Skip to main content
Premium Trial:

Request an Annual Quote

Big Bucks for BRAIN

The National Institutes of Health wants $4.5 billion over the next dozen years to fund its massive push to develop new tools for imaging, mapping, and studying the brain, technologies that will lay the foundation for understanding how the brain works, and eventually how to treat neurological and psychiatric disorders.

According to a new NIH report on the scientific vision for the Brain Research through Advancing Innovation (BRAIN) Initiative, the plan would provide around $400 million per year for the first five years and $500 million per year between 2020 and 2025. The White House has already invested $40 million in the project, and has asked that another $100 million be included in the 2015 budget.

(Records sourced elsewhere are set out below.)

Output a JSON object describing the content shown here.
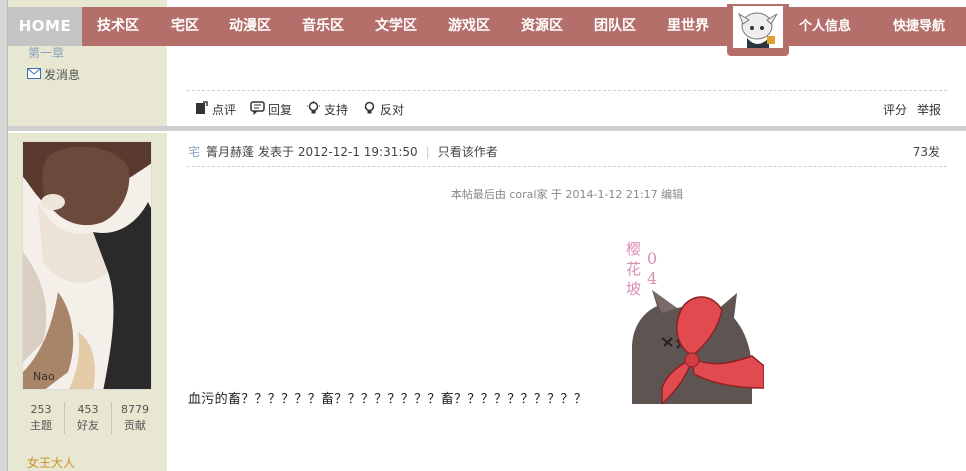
{
  "nav": {
    "home": "HOME",
    "items": [
      "技术区",
      "宅区",
      "动漫区",
      "音乐区",
      "文学区",
      "游戏区",
      "资源区",
      "团队区",
      "里世界"
    ],
    "profile": "个人信息",
    "quick_nav": "快捷导航"
  },
  "prev_post": {
    "chapter_text": "第一章",
    "send_message": "发消息",
    "actions": [
      "点评",
      "回复",
      "支持",
      "反对"
    ],
    "right_actions": [
      "评分",
      "举报"
    ]
  },
  "author": {
    "stats": [
      {
        "value": "253",
        "label": "主题"
      },
      {
        "value": "453",
        "label": "好友"
      },
      {
        "value": "8779",
        "label": "贡献"
      }
    ],
    "title": "女王大人",
    "avatar_caption": "Nao"
  },
  "post": {
    "online_tag": "宅",
    "author_name": "箐月赫蓬",
    "posted_at": "发表于 2012-12-1 19:31:50",
    "only_author": "只看该作者",
    "floor": "73发",
    "edit_note": "本帖最后由 coral家 于 2014-1-12 21:17 编辑",
    "sticker_text": [
      "樱花坡",
      "04"
    ],
    "body": "血污的畜？？？？？？畜？？？？？？？？畜？？？？？？？？？？"
  },
  "colors": {
    "nav_bg": "#b56f6b",
    "sidebar_bg": "#e8e8d2",
    "title_gold": "#c9902c",
    "link_blue": "#8ba0c0"
  }
}
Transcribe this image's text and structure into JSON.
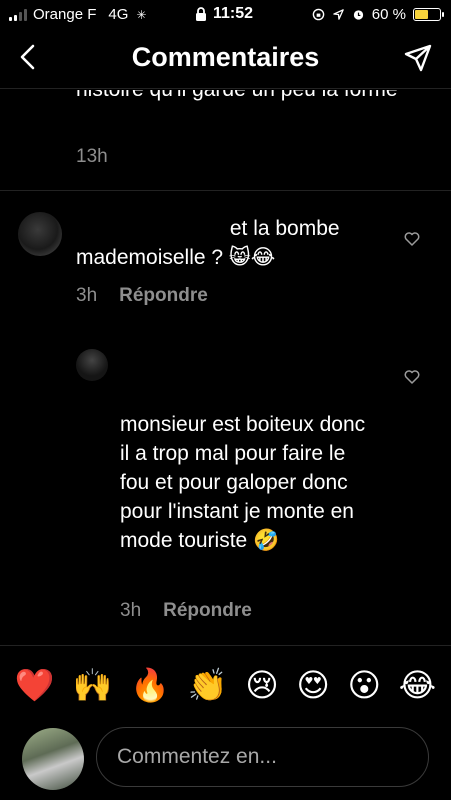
{
  "status_bar": {
    "carrier": "Orange F",
    "network": "4G",
    "time": "11:52",
    "battery": "60 %",
    "battery_level": 0.6,
    "battery_color": "#f6d33c"
  },
  "header": {
    "title": "Commentaires"
  },
  "comments": [
    {
      "text": "histoire qu'il garde un peu la forme",
      "time": "13h"
    },
    {
      "text_line1": "et la bombe",
      "text_line2": "mademoiselle ? 😸😂",
      "time": "3h",
      "reply_label": "Répondre"
    },
    {
      "text": "monsieur est boiteux donc il a trop mal pour faire le fou et pour galoper donc pour l'instant je monte en mode touriste 🤣",
      "time": "3h",
      "reply_label": "Répondre"
    }
  ],
  "emoji_bar": [
    "❤️",
    "🙌",
    "🔥",
    "👏",
    "😢",
    "😍",
    "😮",
    "😂"
  ],
  "input": {
    "placeholder": "Commentez en..."
  },
  "icons": {
    "back": "chevron-left-icon",
    "send": "paper-plane-icon",
    "like": "heart-outline-icon"
  }
}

NIH Director Francis Collins said yesterday in a statement that the discovery of how the brain "gives rise to our mental and intellectual lives will be the most exciting and challenging area of science in the 21st century." He added that the project will require the invention of new technologies, and says it also will lead to new treatments and cures for brain and nervous system disorder, and will sow the seeds of new industries.

One of the core ambitions driving the BRAIN project, which will include participation from NSF and DARPA, will be to develop technologies that researchers who do not have specialized training can use in their novel experiments and studies. To develop these tools, the report advises that the project focus on tech development over the first five or six years.

For anyone who did a double take at the proposed cost of the project, it would be about the same as buying "about one six-pack of beer for each American over the entire 12 years of the program," Cornelia Bargman, a Rockefeller University neuroscientist and a leader of the working group that developed the report, tells ScienceInsider.

Columbia University neuroscientist Eric Kandel says the project is seeking "a reasonable amount of money," as he had been skeptical of how much could be accomplished with the much smaller amount of funding that was invested in the project last year, the New York Times reports.

Collins adds the first round of requests for grants under the project will be announced in September.